Skip to Main Content
Have library access? Log in through your library
Masters and Servants

Masters and Servants

Pierre Michon
Translated, Illustrated, and with a New Introduction by Wyatt Mason
Copyright Date: 1997
Published by: Yale University Press
Pages: 192
https://www.jstor.org/stable/j.ctt5vkz73
  • Cite this Item
  • Book Info
    Masters and Servants
    Book Description:

    One of Pierre Michon's most powerful works, this book imagines decisive moments in the lives of five artists of different times and places: Vincent van Gogh, Francisco Goya, Antoine Watteau, Claude Lorrain, and Lorentino, a little-remembered disciple of Piero della Francesca.

    Michon focuses on particular moments when artist and model collide, whether that model is a person or a landscape, inner or outer. In the five separate tales he evokes the full passion of the artist's struggle to capture the world in images even as the world resists capture. Each story is a small masterpiece that transcends national boundaries and earns its place among the essential works of world literature.

    eISBN: 978-0-300-19905-5
    Subjects: Language & Literature

Table of Contents

Export Selected Citations Export to NoodleTools Export to RefWorks Export to EasyBib Export a RIS file (For EndNote, ProCite, Reference Manager, Zotero, Mendeley...) Export a Text file (For BibTex)
  1. Front Matter
    (pp. i-vi)
  2. Table of Contents
    (pp. vii-viii)
  3. Introduction
    (pp. ix-xiv)
    WYATT MASON

    In July 1995, when I was living in a small town in southern New Mexico, I received a letter in my post office box from Guy Davenport. Davenport was sixty-eight; I was twenty-six. He was the most learned literary person I’d ever heard of: author of forty books, MacArthur fellow, poet, fiction writer, critic, the first man to write a doctoral dissertation on James Joyce at Oxford University. I was eking out a living by substitute teaching French at a high school in the sixth-poorest county in America, a school where the majority of my students spoke Spanish as their...

  4. MASTERS AND SERVANTS

    • The Life of Joseph Roulin
      (pp. 3-51)

      One of them had been stationed there by the Post Office, arbitrarily or perhaps according to his own wishes; the other had gone there because of the books he had read; because it was The South, where he believed that money might go further, that women were more favorable, and that the skies were excessive, Japanese. Because he was running away. Chance dropped them into Aries, in 1888. Different as they were, they enjoyed each other’s company; in any case, the appearance of the one, the elder, pleased the other enough that he painted him four or five times: so...

    • God Is Never Through
      (pp. 53-85)

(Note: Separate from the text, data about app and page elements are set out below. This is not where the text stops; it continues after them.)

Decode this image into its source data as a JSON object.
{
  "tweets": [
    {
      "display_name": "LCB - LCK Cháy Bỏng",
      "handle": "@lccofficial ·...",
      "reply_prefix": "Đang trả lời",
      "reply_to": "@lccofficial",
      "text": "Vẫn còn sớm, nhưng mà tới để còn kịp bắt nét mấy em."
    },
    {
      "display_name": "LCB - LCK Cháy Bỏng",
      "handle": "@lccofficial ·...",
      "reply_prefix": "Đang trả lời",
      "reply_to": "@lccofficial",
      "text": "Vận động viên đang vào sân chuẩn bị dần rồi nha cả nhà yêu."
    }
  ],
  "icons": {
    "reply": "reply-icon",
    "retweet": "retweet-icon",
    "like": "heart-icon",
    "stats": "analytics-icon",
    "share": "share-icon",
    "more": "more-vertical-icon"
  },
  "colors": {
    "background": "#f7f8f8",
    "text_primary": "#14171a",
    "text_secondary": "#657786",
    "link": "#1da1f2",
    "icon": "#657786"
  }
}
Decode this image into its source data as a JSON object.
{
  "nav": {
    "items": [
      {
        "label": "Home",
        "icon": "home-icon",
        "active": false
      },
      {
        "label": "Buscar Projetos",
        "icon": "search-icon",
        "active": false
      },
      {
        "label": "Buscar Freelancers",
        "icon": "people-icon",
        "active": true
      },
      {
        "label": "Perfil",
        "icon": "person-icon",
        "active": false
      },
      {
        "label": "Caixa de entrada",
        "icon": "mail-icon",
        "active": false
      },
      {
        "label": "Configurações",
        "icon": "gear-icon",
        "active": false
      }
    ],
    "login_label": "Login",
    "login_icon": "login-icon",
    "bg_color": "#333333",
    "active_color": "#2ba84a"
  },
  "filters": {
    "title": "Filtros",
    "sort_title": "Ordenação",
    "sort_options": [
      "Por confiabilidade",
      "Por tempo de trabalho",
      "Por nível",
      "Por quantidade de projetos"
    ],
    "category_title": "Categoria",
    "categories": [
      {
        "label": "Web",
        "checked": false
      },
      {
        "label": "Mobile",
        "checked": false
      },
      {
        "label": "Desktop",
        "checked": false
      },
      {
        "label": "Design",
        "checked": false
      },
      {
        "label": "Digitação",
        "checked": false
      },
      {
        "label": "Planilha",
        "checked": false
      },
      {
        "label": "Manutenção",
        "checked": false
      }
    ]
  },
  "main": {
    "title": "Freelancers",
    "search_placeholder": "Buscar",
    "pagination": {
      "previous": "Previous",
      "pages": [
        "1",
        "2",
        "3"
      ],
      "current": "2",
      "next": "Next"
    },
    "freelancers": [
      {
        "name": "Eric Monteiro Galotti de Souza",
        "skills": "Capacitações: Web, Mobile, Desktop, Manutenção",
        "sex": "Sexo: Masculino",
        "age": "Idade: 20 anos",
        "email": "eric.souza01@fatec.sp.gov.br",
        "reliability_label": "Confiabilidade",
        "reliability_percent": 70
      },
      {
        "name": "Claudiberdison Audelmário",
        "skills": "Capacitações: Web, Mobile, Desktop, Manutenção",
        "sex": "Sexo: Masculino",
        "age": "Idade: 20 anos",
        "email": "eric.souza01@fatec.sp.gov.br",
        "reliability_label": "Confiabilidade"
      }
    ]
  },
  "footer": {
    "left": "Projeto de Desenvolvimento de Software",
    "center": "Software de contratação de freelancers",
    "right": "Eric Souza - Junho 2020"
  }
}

      We knew francisco goya. Our mothers, or perhaps our grandmothers, saw him arrive in Madrid. They saw him knocking on doors, on all the doors, stooped, benignly; they saw him not be named to the academies, saw him praise those who were, saw him return docilely to his province to paint more of his stiff brand of schoolboy mythologies, and once again saw him present them to our court painters, one year, two years later; only to fail once again, to clear out again, taking a poorly rendered Venus or Moses with him, painted in the open country and brought...

    • “… Io mi voglio divertir”
      (pp. 87-117)

      In his youth, not to have every woman had seemed an intolerable scandal. But so that you see what I’m getting at—since we can’t get at him anymore: it wasn’t about seduction; he had appealed, as everyone does, to the two, seven, thirty, or hundred women bestowed upon each of us in accordance with our heights and our faces, our spirits. No, what infuriated him in the streets, in the wings and in the workshops, at the tables of all those who welcomed him, at the homes of princes and in gardens, essentially anywhere women ventured, was that he...

    • Trust This Sign
      (pp. 119-157)

      Vasari, that is, the legend, tells us that Lorentino, a painter from Arezzo and a disciple of Piero, was poor; that he had a big family; that he never rested; that he painted on commission, from nature, members of religious committees and parish priors, merchants; that undoubtedly he fought feature after feature to capture these faces of men of gain, striving to attain the merciless indulgence of Piero’s hand and scarcely succeeding; that on occasion he did not have a commission; that one brief February at the far end of the Quattrocento, no one knows in what year since Vasari...

    • The King of the Wood
      (pp. 159-176)

      I, gian domenico desiderii, I worked for twenty years with that old fool. They tell me he still hasn’t decided whether or not to die; from time to time I’ll hear bits of news, praise blown his way; sometimes I’ll see another recent product with the same trees, the same sheepfolds, the same palaces at sunrise, and that same sky up above, like a pit. Doubdess the same splendors, the same marvels. I’ve had my fill but he’s kept his appetite, the fat little fool, the good apostle. And if it makes him happy, he should still paint. And stew...

  5. Notes
    (pp. 177-177)
  6. Back Matter
    (pp. 178-178)